# Exercise description
Copy all data exactly. Skip pictures.

Items from a data source:
# # # # # # #

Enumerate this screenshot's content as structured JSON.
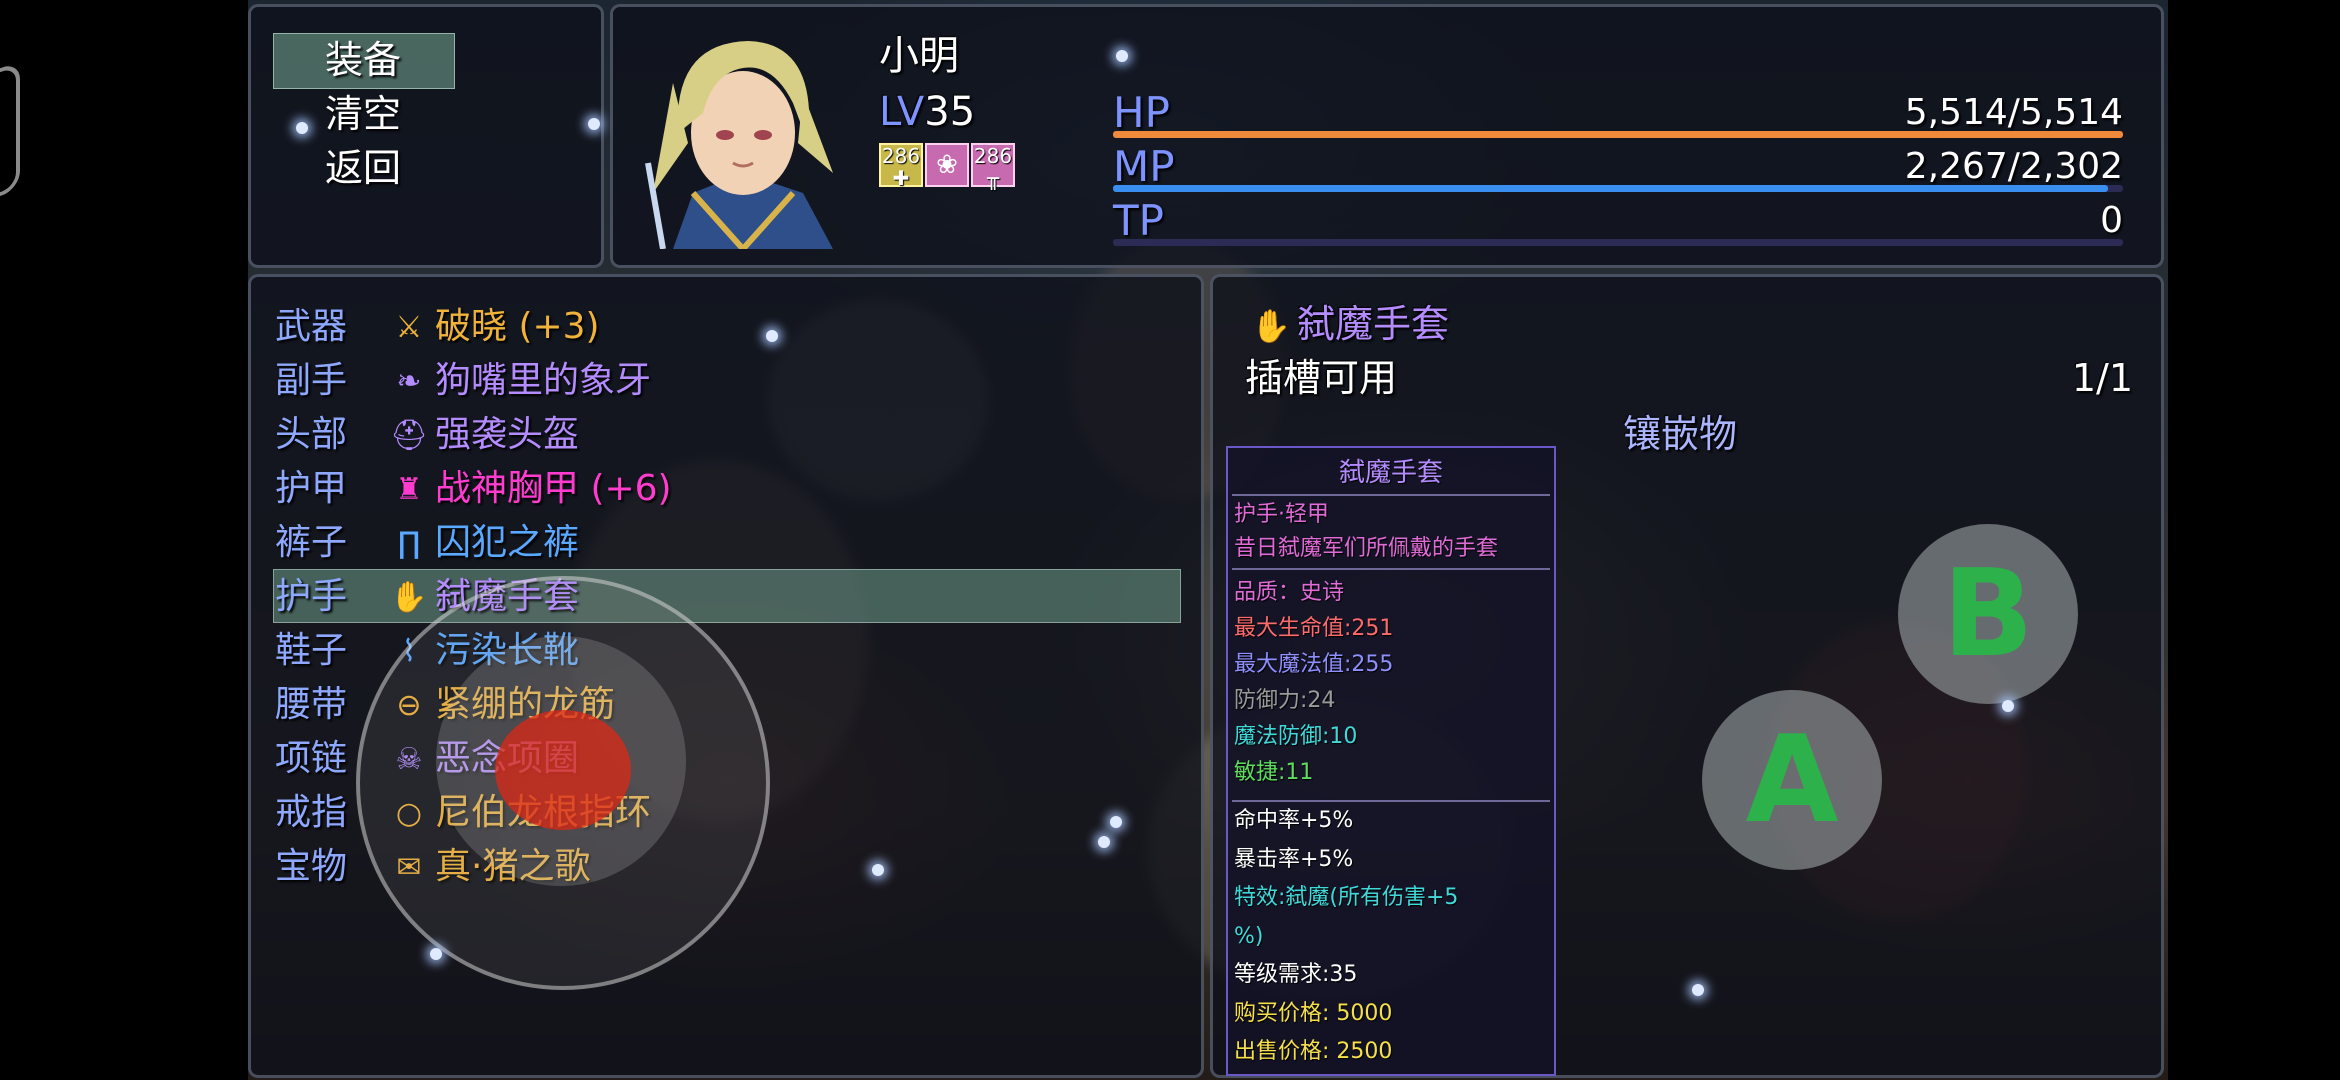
{
  "commands": [
    {
      "label": "装备",
      "selected": true
    },
    {
      "label": "清空",
      "selected": false
    },
    {
      "label": "返回",
      "selected": false
    }
  ],
  "actor": {
    "name": "小明",
    "level_prefix": "LV",
    "level": "35",
    "states": [
      {
        "icon": "shield-buff-icon",
        "turns": "286",
        "color": "#c8b84a"
      },
      {
        "icon": "spirit-buff-icon",
        "turns": "",
        "color": "#c86ab0"
      },
      {
        "icon": "weapon-buff-icon",
        "turns": "286",
        "color": "#c86ab0"
      }
    ],
    "hp": {
      "label": "HP",
      "value": "5,514/5,514",
      "fraction": 1.0
    },
    "mp": {
      "label": "MP",
      "value": "2,267/2,302",
      "fraction": 0.985
    },
    "tp": {
      "label": "TP",
      "value": "0",
      "fraction": 0.0
    }
  },
  "equipment": [
    {
      "slot": "武器",
      "icon": "sword-icon",
      "glyph": "⚔",
      "name": "破晓 (+3)",
      "color": "#f0b23a"
    },
    {
      "slot": "副手",
      "icon": "tusk-icon",
      "glyph": "❧",
      "name": "狗嘴里的象牙",
      "color": "#b48cff"
    },
    {
      "slot": "头部",
      "icon": "helmet-icon",
      "glyph": "⛑",
      "name": "强袭头盔",
      "color": "#b48cff"
    },
    {
      "slot": "护甲",
      "icon": "armor-icon",
      "glyph": "♜",
      "name": "战神胸甲 (+6)",
      "color": "#ff3ccf"
    },
    {
      "slot": "裤子",
      "icon": "pants-icon",
      "glyph": "∏",
      "name": "囚犯之裤",
      "color": "#5aa8ff"
    },
    {
      "slot": "护手",
      "icon": "glove-icon",
      "glyph": "✋",
      "name": "弑魔手套",
      "color": "#b48cff"
    },
    {
      "slot": "鞋子",
      "icon": "boots-icon",
      "glyph": "⌇",
      "name": "污染长靴",
      "color": "#5aa8ff"
    },
    {
      "slot": "腰带",
      "icon": "belt-icon",
      "glyph": "⊖",
      "name": "紧绷的龙筋",
      "color": "#f0b23a"
    },
    {
      "slot": "项链",
      "icon": "necklace-icon",
      "glyph": "☠",
      "name": "恶念项圈",
      "color": "#b48cff"
    },
    {
      "slot": "戒指",
      "icon": "ring-icon",
      "glyph": "○",
      "name": "尼伯龙根指环",
      "color": "#f0b23a"
    },
    {
      "slot": "宝物",
      "icon": "scroll-icon",
      "glyph": "✉",
      "name": "真·猪之歌",
      "color": "#f0b23a"
    }
  ],
  "selected_slot_index": 5,
  "detail": {
    "item_name": "弑魔手套",
    "slot_label": "插槽可用",
    "slot_count": "1/1",
    "socket_header": "镶嵌物"
  },
  "tooltip": {
    "title": "弑魔手套",
    "lines_a": [
      {
        "text": "护手·轻甲",
        "color": "#e06bd6"
      },
      {
        "text": "昔日弑魔军们所佩戴的手套",
        "color": "#e06bd6"
      }
    ],
    "lines_b": [
      {
        "text": "品质：史诗",
        "color": "#e06bd6"
      },
      {
        "text": "最大生命值:251",
        "color": "#ff6b6b"
      },
      {
        "text": "最大魔法值:255",
        "color": "#8f8fff"
      },
      {
        "text": "防御力:24",
        "color": "#9a9a9a"
      },
      {
        "text": "魔法防御:10",
        "color": "#3fd9d9"
      },
      {
        "text": "敏捷:11",
        "color": "#5ddc5d"
      }
    ],
    "lines_c": [
      {
        "text": "命中率+5%",
        "color": "#ffffff"
      },
      {
        "text": "暴击率+5%",
        "color": "#ffffff"
      },
      {
        "text": "特效:弑魔(所有伤害+5",
        "color": "#3fd9d9"
      },
      {
        "text": "%)",
        "color": "#3fd9d9"
      },
      {
        "text": "等级需求:35",
        "color": "#ffffff"
      },
      {
        "text": "购买价格: 5000",
        "color": "#f5e04a"
      },
      {
        "text": "出售价格: 2500",
        "color": "#f5e04a"
      }
    ]
  },
  "virtual_buttons": {
    "a_label": "A",
    "b_label": "B"
  },
  "colors": {
    "hp_bar": "#f08a3a",
    "mp_bar": "#3a8ef0",
    "tp_bar": "#3a3a70",
    "selection": "#78aa96"
  }
}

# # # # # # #

# Task result
Enumerate this screenshot's content as structured JSON.
{
  "commands": [
    {
      "label": "装备",
      "selected": true
    },
    {
      "label": "清空",
      "selected": false
    },
    {
      "label": "返回",
      "selected": false
    }
  ],
  "actor": {
    "name": "小明",
    "level_prefix": "LV",
    "level": "35",
    "states": [
      {
        "icon": "shield-buff-icon",
        "turns": "286",
        "color": "#c8b84a"
      },
      {
        "icon": "spirit-buff-icon",
        "turns": "",
        "color": "#c86ab0"
      },
      {
        "icon": "weapon-buff-icon",
        "turns": "286",
        "color": "#c86ab0"
      }
    ],
    "hp": {
      "label": "HP",
      "value": "5,514/5,514",
      "fraction": 1.0
    },
    "mp": {
      "label": "MP",
      "value": "2,267/2,302",
      "fraction": 0.985
    },
    "tp": {
      "label": "TP",
      "value": "0",
      "fraction": 0.0
    }
  },
  "equipment": [
    {
      "slot": "武器",
      "icon": "sword-icon",
      "glyph": "⚔",
      "name": "破晓 (+3)",
      "color": "#f0b23a"
    },
    {
      "slot": "副手",
      "icon": "tusk-icon",
      "glyph": "❧",
      "name": "狗嘴里的象牙",
      "color": "#b48cff"
    },
    {
      "slot": "头部",
      "icon": "helmet-icon",
      "glyph": "⛑",
      "name": "强袭头盔",
      "color": "#b48cff"
    },
    {
      "slot": "护甲",
      "icon": "armor-icon",
      "glyph": "♜",
      "name": "战神胸甲 (+6)",
      "color": "#ff3ccf"
    },
    {
      "slot": "裤子",
      "icon": "pants-icon",
      "glyph": "∏",
      "name": "囚犯之裤",
      "color": "#5aa8ff"
    },
    {
      "slot": "护手",
      "icon": "glove-icon",
      "glyph": "✋",
      "name": "弑魔手套",
      "color": "#b48cff"
    },
    {
      "slot": "鞋子",
      "icon": "boots-icon",
      "glyph": "⌇",
      "name": "污染长靴",
      "color": "#5aa8ff"
    },
    {
      "slot": "腰带",
      "icon": "belt-icon",
      "glyph": "⊖",
      "name": "紧绷的龙筋",
      "color": "#f0b23a"
    },
    {
      "slot": "项链",
      "icon": "necklace-icon",
      "glyph": "☠",
      "name": "恶念项圈",
      "color": "#b48cff"
    },
    {
      "slot": "戒指",
      "icon": "ring-icon",
      "glyph": "○",
      "name": "尼伯龙根指环",
      "color": "#f0b23a"
    },
    {
      "slot": "宝物",
      "icon": "scroll-icon",
      "glyph": "✉",
      "name": "真·猪之歌",
      "color": "#f0b23a"
    }
  ],
  "selected_slot_index": 5,
  "detail": {
    "item_name": "弑魔手套",
    "slot_label": "插槽可用",
    "slot_count": "1/1",
    "socket_header": "镶嵌物"
  },
  "tooltip": {
    "title": "弑魔手套",
    "lines_a": [
      {
        "text": "护手·轻甲",
        "color": "#e06bd6"
      },
      {
        "text": "昔日弑魔军们所佩戴的手套",
        "color": "#e06bd6"
      }
    ],
    "lines_b": [
      {
        "text": "品质：史诗",
        "color": "#e06bd6"
      },
      {
        "text": "最大生命值:251",
        "color": "#ff6b6b"
      },
      {
        "text": "最大魔法值:255",
        "color": "#8f8fff"
      },
      {
        "text": "防御力:24",
        "color": "#9a9a9a"
      },
      {
        "text": "魔法防御:10",
        "color": "#3fd9d9"
      },
      {
        "text": "敏捷:11",
        "color": "#5ddc5d"
      }
    ],
    "lines_c": [
      {
        "text": "命中率+5%",
        "color": "#ffffff"
      },
      {
        "text": "暴击率+5%",
        "color": "#ffffff"
      },
      {
        "text": "特效:弑魔(所有伤害+5",
        "color": "#3fd9d9"
      },
      {
        "text": "%)",
        "color": "#3fd9d9"
      },
      {
        "text": "等级需求:35",
        "color": "#ffffff"
      },
      {
        "text": "购买价格: 5000",
        "color": "#f5e04a"
      },
      {
        "text": "出售价格: 2500",
        "color": "#f5e04a"
      }
    ]
  },
  "virtual_buttons": {
    "a_label": "A",
    "b_label": "B"
  },
  "colors": {
    "hp_bar": "#f08a3a",
    "mp_bar": "#3a8ef0",
    "tp_bar": "#3a3a70",
    "selection": "#78aa96"
  }
}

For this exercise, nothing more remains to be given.